You can access the complete document (1323 pages), summaries, etc. at EPA's web site:
http://www.epa.gov/crossstaterule/ & http://www.epa.gov/crossstaterule/actions.html
I paste below a couple of informative paragraphs taken from the final rules and EPA's fact sheet.
"In light of the specific circumstances of this case, including legal and technical issues discussed in Section IX.A.2 below, the final rule will not allow any carryover of banked SO2 or NOX allowances from the Title IV or CAIR trading programs.

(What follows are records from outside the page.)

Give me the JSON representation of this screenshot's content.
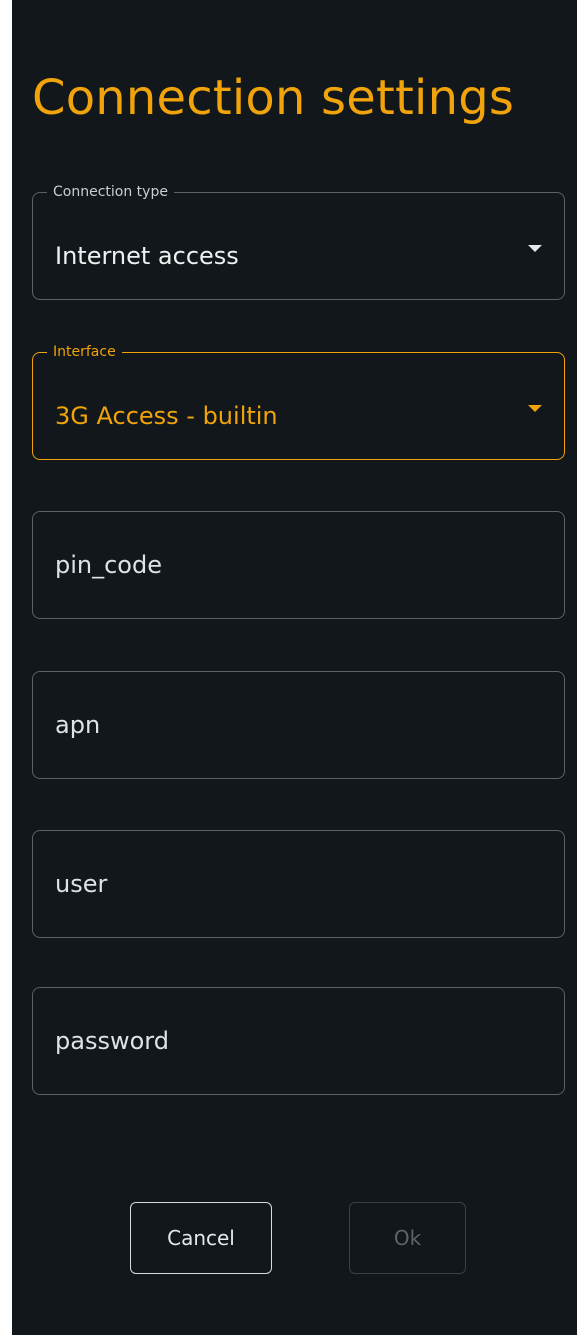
{
  "dialog": {
    "title": "Connection settings"
  },
  "fields": {
    "connection_type": {
      "label": "Connection type",
      "value": "Internet access"
    },
    "interface": {
      "label": "Interface",
      "value": "3G Access - builtin"
    },
    "pin_code": {
      "placeholder": "pin_code"
    },
    "apn": {
      "placeholder": "apn"
    },
    "user": {
      "placeholder": "user"
    },
    "password": {
      "placeholder": "password"
    }
  },
  "buttons": {
    "cancel_label": "Cancel",
    "ok_label": "Ok"
  },
  "colors": {
    "background": "#11171a",
    "accent": "#f0a30a",
    "border": "#5b6267",
    "text": "#eef1f2",
    "disabled_text": "#5d6468"
  },
  "icons": {
    "dropdown": "caret-down-icon"
  }
}
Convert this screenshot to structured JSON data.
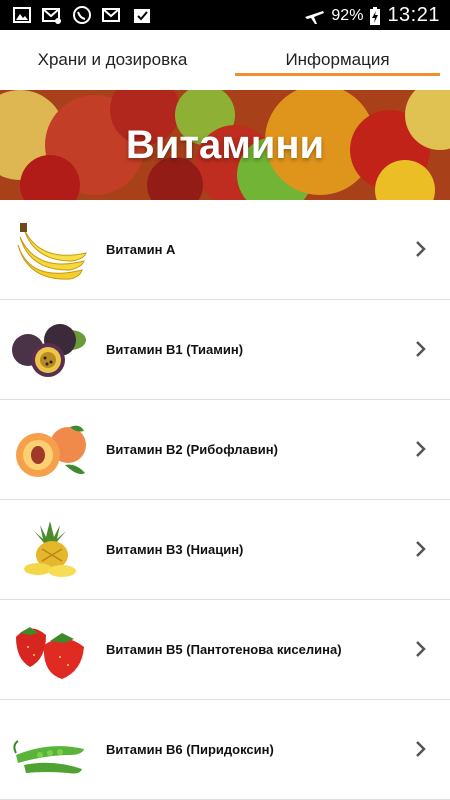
{
  "status_bar": {
    "battery_percent": "92%",
    "time": "13:21",
    "icons": [
      "gallery-icon",
      "missed-email-icon",
      "viber-icon",
      "email-icon",
      "task-check-icon",
      "airplane-mode-icon",
      "battery-charging-icon"
    ]
  },
  "tabs": [
    {
      "label": "Храни и дозировка",
      "active": false
    },
    {
      "label": "Информация",
      "active": true
    }
  ],
  "colors": {
    "accent": "#f28e2b",
    "divider": "#dedede"
  },
  "banner": {
    "title": "Витамини"
  },
  "items": [
    {
      "label": "Витамин А",
      "icon": "banana-icon"
    },
    {
      "label": "Витамин B1 (Тиамин)",
      "icon": "passion-fruit-icon"
    },
    {
      "label": "Витамин B2 (Рибофлавин)",
      "icon": "peach-icon"
    },
    {
      "label": "Витамин B3 (Ниацин)",
      "icon": "pineapple-icon"
    },
    {
      "label": "Витамин B5 (Пантотенова киселина)",
      "icon": "strawberry-icon"
    },
    {
      "label": "Витамин B6 (Пиридоксин)",
      "icon": "pea-pod-icon"
    }
  ]
}
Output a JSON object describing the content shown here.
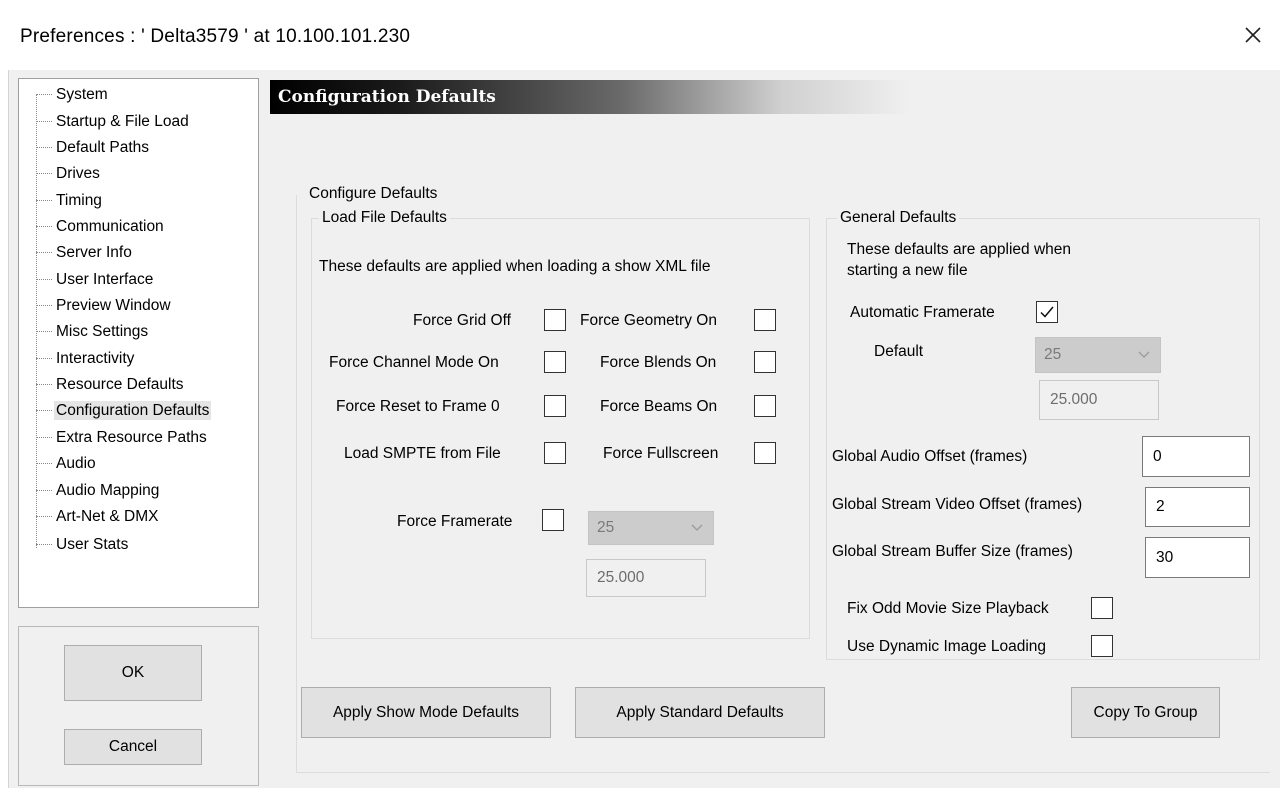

"The final rule establishes four interstate trading programs, each starting in 2012: two for annual SO2, one for annual NOX, and one for ozone-season NOX. One SO2 trading program is for sources in states (referred to as SO2 Group 1) that need to make larger reductions to eliminate their significant contribution, while the second is for sources in states (referred to as SO2 Group 2) that need to make smaller reductions. A source in a Group 1 state can only use SO2 allowances allocated to Group 1 states for compliance with the SO2 trading program. A source in a Group 2 state can only use SO2 allowances allocated to Group 2 states for compliance with the SO2 trading program. For compliance in the annual NOX and ozone-season NOX trading programs respectively, sources may use annual NOX and ozone-season NOX allowances allocated for any state, even if that state is in a different group for SO2 than the source's state. Four sets of new emission allowances based on the new state-specific budgets without variability are allocated to sources, one set for each of the four trading programs. Each state has the option of replacing these FIPs with state rules.
"The final Cross-State Air Pollution Rule allows sources to trade emissions allowances with other sources within the same program (e.g., ozone season NOX) in the same or different states, while firmly constraining any emissions shifting that may occur by requiring a strict emission ceiling in each state (the budget plus variability limit).
"In each of the four trading programs, a covered source is required to hold sufficient allowances (issued in the respective trading program) to cover the emissions from all covered units at the source during the control period. EPA assesses compliance with these allowance-holding requirements at the source (i.e., facility) level.
In a summary of the benefits and costs of the policy I completely ignored the trading aspects (surprise!).
Also, note that Richard has guest posted here before and we need to something to do a better job of making this blog more attractive to guest posts (e.g., separate the wheat from the chaff?).